Donald John Markwell is an Australian social scientist, who has been described as a "renowned Australian educational reformer". He was appointed Head of St Mark's College, Adelaide, from November 2019. He was Senior Adviser to the Leader of the Government in the Australian Senate from October 2015 to December 2017, and was previously Senior Adviser on Higher Education to the Australian Minister for Education.

<span class="mw-page-title-main">Keynesian Revolution</span> Economic theory

The Keynesian Revolution was a fundamental reworking of economic theory concerning the factors determining employment levels in the overall economy. The revolution was set against the then orthodox economic framework, namely neoclassical economics.

<span class="mw-page-title-main">History of macroeconomic thought</span>

Macroeconomic theory has its origins in the study of business cycles and monetary theory. In general, early theorists believed monetary factors could not affect real factors such as real output. John Maynard Keynes attacked some of these "classical" theories and produced a general theory that described the whole economy in terms of aggregates rather than individual, microeconomic parts. Attempting to explain unemployment and recessions, he noticed the tendency for people and businesses to hoard cash and avoid investment during a recession. He argued that this invalidated the assumptions of classical economists who thought that markets always clear, leaving no surplus of goods and no willing labor left idle.

<i>Keynes: The Return of the Master</i>

Keynes: The Return of the Master is a 2009 book by economic historian Robert Skidelsky. The work discusses the economic theories and philosophy of John Maynard Keynes, and argues about their relevance to the world following the Financial crisis of 2007–2010. In contrast to the 30 years he needed to write his prize-winning biography on Keynes, the author was able to write this 240-page book in only three months.

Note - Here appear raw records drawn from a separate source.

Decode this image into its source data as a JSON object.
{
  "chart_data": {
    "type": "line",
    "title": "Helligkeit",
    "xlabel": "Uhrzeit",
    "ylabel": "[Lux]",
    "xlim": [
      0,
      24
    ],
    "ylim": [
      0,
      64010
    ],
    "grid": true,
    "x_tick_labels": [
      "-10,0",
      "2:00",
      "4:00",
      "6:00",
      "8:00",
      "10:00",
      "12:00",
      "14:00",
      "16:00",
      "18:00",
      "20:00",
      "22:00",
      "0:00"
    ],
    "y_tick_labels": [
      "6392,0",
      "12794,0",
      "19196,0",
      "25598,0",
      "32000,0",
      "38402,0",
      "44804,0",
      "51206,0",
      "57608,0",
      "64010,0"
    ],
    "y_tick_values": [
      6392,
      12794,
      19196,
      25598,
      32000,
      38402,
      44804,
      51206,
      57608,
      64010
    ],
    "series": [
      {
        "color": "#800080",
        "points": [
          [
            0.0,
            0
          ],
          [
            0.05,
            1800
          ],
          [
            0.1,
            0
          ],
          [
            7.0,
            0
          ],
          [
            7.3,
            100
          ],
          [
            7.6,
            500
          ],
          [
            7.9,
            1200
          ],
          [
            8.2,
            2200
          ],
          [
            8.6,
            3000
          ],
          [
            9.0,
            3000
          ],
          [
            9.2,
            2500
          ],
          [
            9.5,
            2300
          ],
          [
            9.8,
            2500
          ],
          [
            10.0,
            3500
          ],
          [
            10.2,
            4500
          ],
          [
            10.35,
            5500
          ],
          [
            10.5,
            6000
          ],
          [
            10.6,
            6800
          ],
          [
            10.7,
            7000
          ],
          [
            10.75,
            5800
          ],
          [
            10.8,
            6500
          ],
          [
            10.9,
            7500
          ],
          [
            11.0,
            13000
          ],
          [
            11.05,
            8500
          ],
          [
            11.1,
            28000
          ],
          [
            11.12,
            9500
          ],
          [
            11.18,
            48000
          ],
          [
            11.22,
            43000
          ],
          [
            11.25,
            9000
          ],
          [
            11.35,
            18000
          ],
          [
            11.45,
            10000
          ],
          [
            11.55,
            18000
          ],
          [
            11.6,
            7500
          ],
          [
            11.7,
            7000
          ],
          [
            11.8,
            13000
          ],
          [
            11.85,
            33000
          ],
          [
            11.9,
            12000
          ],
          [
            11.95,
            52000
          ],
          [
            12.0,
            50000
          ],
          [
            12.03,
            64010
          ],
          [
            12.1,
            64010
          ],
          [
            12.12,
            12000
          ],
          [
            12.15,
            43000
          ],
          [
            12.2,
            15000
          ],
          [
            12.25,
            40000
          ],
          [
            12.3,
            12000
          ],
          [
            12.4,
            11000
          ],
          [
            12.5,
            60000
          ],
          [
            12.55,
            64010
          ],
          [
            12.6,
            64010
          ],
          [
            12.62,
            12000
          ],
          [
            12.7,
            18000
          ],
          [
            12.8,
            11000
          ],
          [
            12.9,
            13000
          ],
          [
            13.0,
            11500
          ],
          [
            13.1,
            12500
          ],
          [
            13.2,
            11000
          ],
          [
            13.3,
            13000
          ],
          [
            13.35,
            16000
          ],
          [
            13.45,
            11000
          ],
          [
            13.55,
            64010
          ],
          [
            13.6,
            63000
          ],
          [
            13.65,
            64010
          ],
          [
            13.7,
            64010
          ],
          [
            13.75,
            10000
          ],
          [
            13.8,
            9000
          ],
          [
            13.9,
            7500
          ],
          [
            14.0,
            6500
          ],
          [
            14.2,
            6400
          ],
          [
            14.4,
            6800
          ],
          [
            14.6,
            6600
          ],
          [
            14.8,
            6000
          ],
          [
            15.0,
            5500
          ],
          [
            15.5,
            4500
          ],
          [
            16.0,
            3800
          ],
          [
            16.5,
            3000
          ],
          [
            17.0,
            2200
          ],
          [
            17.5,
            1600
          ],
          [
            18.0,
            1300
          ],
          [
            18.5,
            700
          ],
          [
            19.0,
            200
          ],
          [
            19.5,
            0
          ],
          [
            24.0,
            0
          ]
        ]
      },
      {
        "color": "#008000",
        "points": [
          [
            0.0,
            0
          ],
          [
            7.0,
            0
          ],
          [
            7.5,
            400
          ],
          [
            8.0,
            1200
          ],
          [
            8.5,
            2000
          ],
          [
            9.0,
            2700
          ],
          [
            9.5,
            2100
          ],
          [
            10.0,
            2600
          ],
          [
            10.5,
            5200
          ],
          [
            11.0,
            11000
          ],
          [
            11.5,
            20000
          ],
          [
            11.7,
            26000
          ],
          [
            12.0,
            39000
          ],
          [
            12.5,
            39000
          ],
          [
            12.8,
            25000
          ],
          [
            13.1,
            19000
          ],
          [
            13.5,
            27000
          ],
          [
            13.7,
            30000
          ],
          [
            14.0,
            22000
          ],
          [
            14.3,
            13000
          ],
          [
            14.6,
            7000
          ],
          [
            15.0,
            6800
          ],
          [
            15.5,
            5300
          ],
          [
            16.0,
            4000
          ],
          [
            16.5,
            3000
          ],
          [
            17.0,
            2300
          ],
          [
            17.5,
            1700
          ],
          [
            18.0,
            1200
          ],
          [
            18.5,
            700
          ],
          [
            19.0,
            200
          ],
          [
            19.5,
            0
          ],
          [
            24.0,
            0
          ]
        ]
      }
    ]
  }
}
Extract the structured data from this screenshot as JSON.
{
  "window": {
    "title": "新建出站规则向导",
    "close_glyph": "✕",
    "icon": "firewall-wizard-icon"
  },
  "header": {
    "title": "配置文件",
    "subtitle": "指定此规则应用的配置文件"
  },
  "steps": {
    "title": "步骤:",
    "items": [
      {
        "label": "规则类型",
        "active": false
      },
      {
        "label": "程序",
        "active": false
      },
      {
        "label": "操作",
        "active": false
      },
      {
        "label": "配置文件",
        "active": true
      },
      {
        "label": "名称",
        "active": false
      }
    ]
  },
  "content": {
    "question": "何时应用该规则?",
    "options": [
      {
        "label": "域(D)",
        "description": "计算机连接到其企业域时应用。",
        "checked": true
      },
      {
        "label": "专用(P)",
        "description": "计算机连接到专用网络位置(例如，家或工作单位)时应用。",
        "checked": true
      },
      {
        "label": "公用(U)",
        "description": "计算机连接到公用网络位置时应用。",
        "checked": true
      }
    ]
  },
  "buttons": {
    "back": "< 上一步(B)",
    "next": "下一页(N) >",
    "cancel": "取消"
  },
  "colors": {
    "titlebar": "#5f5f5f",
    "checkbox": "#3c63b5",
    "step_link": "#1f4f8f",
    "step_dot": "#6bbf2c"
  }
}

A Treatise on Probability, published by John Maynard Keynes in 1921, provides a much more general logic of uncertainty than the more familiar and straightforward 'classical' theories of probability. This has since become known as a "logical-relationist" approach, and become regarded as the seminal and still classic account of the logical interpretation of probability, a view of probability that has been continued by such later works as Carnap's Logical Foundations of Probability and E.T. Jaynes Probability Theory: The Logic of Science.

Wilhelmine Margaret Eve, Lady Harrod, known as Billa Harrod, was a British writer and architectural conservationist, best known for saving the mediaeval churches of Norwich, and the wife of the economist Sir Roy Harrod.

<span class="mw-page-title-main">Frances Forbes-Robertson</span> British artist, novelist, and actor

Frances Forbes-Robertson was a British artist, novelist, and actor. Among her publications can be counted The Devil's Pronoun (1894), Odd Stories (1897), The Potentate (1898), Mother Earth (1902), The Hidden Model (1902), What We Dream (1903), Trespass (1928), and Stained Wings (1930).

References